The case of Costa Rica, Mr. Figueres says, illustrates what happens to third-world countries developing along democratic, reformist lines when they run up against the bitter realities of international trade.
Figueres, known here by his nickname ''Don Pepe,'' calls for an international ''New Deal.'' International terms of trade must be revised to give the poorer countries a fairer shake, he says.
Until trade terms are revised, says this still-active social democratic politician, Costa Rica and other developing democratic nations will not be able to enter the industrialized world or to cope successfully with the problems of being a member of the third world.
Under the current trade situation, he says, no third-world country that depends on agricultural products for income can afford to provide a decent life for its people.

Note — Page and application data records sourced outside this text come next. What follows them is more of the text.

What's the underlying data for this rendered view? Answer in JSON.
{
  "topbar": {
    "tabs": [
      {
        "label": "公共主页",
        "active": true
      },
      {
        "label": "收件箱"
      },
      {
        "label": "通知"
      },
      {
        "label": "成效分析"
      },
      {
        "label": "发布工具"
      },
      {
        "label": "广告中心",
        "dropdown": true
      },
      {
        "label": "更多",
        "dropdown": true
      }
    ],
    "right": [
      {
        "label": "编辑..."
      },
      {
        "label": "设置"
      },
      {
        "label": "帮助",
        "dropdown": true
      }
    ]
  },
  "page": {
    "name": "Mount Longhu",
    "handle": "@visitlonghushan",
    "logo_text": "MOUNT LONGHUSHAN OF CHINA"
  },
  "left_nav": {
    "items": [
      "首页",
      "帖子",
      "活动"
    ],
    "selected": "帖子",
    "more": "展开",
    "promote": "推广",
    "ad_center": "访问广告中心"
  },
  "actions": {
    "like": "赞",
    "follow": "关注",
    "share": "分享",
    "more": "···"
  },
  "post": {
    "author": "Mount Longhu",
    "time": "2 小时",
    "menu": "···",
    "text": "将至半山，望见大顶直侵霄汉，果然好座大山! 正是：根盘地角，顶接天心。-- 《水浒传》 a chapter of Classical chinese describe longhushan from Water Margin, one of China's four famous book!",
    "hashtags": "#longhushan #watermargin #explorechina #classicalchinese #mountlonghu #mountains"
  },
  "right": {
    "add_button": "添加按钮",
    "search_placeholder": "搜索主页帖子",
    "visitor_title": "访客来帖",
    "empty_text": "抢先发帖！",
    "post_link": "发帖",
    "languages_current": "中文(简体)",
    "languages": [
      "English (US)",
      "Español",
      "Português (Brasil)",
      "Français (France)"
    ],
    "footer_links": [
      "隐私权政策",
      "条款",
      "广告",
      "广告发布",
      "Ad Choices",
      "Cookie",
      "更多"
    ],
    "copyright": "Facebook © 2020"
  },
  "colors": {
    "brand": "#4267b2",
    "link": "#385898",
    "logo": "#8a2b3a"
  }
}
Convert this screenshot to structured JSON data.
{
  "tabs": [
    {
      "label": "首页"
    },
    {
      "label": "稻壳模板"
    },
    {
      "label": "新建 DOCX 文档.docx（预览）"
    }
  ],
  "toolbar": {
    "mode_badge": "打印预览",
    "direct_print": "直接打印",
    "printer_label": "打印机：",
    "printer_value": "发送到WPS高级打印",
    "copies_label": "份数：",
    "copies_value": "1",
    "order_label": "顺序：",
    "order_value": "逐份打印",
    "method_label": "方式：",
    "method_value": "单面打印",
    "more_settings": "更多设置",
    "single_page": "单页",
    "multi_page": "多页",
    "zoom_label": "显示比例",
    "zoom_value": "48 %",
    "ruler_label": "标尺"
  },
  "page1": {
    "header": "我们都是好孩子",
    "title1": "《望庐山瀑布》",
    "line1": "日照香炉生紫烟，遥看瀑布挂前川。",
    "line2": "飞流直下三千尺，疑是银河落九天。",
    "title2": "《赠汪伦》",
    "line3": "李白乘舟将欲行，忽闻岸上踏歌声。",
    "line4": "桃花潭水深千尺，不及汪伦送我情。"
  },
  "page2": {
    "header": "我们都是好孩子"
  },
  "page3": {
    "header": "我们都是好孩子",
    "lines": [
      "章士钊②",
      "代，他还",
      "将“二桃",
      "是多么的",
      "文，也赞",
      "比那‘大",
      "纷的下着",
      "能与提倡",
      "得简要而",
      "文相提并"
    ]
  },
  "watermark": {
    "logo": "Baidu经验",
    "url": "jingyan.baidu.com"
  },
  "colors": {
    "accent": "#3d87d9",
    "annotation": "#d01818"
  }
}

''Since the 1948 revolution,'' when Figueres led a revolt against a President who refused to accept an electoral defeat, ''Costa Rica has embarked on a course of democratic development which has greatly raised the standard of living of the population, raised it to one of the highest levels in Latin America.
''This has been done by means of both raising salaries and putting into effect socially progressive taxes,'' Figueres says.
The tax money obtained from the well-to-do has been used, in part, to create a social security, health, and education system, patterned along the lines of West European social democracies, which have vastly improved the lives of most of the population and brought more than three decades of political stability.
The policies of this era also led to the growth of a large middle class (the largest sector of the population) that consumed more and more imported goods. Foreign cars, foods, clothes, appliances, and travel were gradually taken for granted as a normal part of middle-class life.
The creation of a mini-welfare state and of a middle class living on foreign goods meant that Costa Rica spent increasingly large amounts on foreign exchange.
Costa Rica's way of earning back these dollars was to export agricultural goods, mainly coffee, to the developed world. But according to Figueres, who farms coffee, there was no way Costa Rica could keep from falling further into debt since the international terms of trade are skewed against developing countries. Agricultural goods are too cheap and industrial goods too dear, he says.
''By the late '60s,'' says Figueres, ''we had already reached the maximum amount of welfare and consumption that the country's economy could bear and the situation alarmed those who looked 5 or 10 years ahead.''
Suddenly in 1973 came the tremendous rise in oil prices. Costa Rica paid more for its oil and for imported industrial goods.
Industrialized countries passed their own added oil costs to the consumer by raising the prices of their goods.
At that point, Don Pepe says, ''it was imperative to cut back consumption, but no one was willing to do it. The strength of the workers' unions, of the middle-class office employees' unions, of the teachers' association, and of the political parties representing their interests was too strong.''
Costa Rica continued to plunge into debt. At the beginning of the 1970s there was already a foreign debt of $575 per person. Today, the country owes more than
Figueres says much of the third world's debt is the result of irresponsibility of both lender and borrower: ''The basic problem is the lack of social responsibility on the part of those sectors who control the wealth on both sides. In order to survive, capitalism must acquire a greater sense of social responsibility, just as socialism must acquire greater efficiency in production.''
''The most important change necessary in our times is a change in the trade relations between the industrial world and the world producing raw material,'' he says.
This is why he favors an ''international New Deal.'' Figueres states that Roosevelt's New Deal put more money into the hands of US workers, thus enabling them to consume more and therefore the companies to sell more. Both capitalists and workers were better off. Today, if agricultural goods and raw materials were more expensive and industrial goods were cheaper, the whole world would benefit, he says.
''It is absurd,'' Figueres says, ''that while the poor world can't buy the products of the rich world, there is in industrialized countries substantial unemployment. What a waste of human resources!''
In the meantime, he called on the International Monetary Fund to be cautious in its demands for austerity and to consider the social and political consequences. ''IMF demands to bring order into our economic existence are positive, but if a shift from a situation of lesser order, to a situation of greater order is carried out too suddenly, the results can be chaotic.''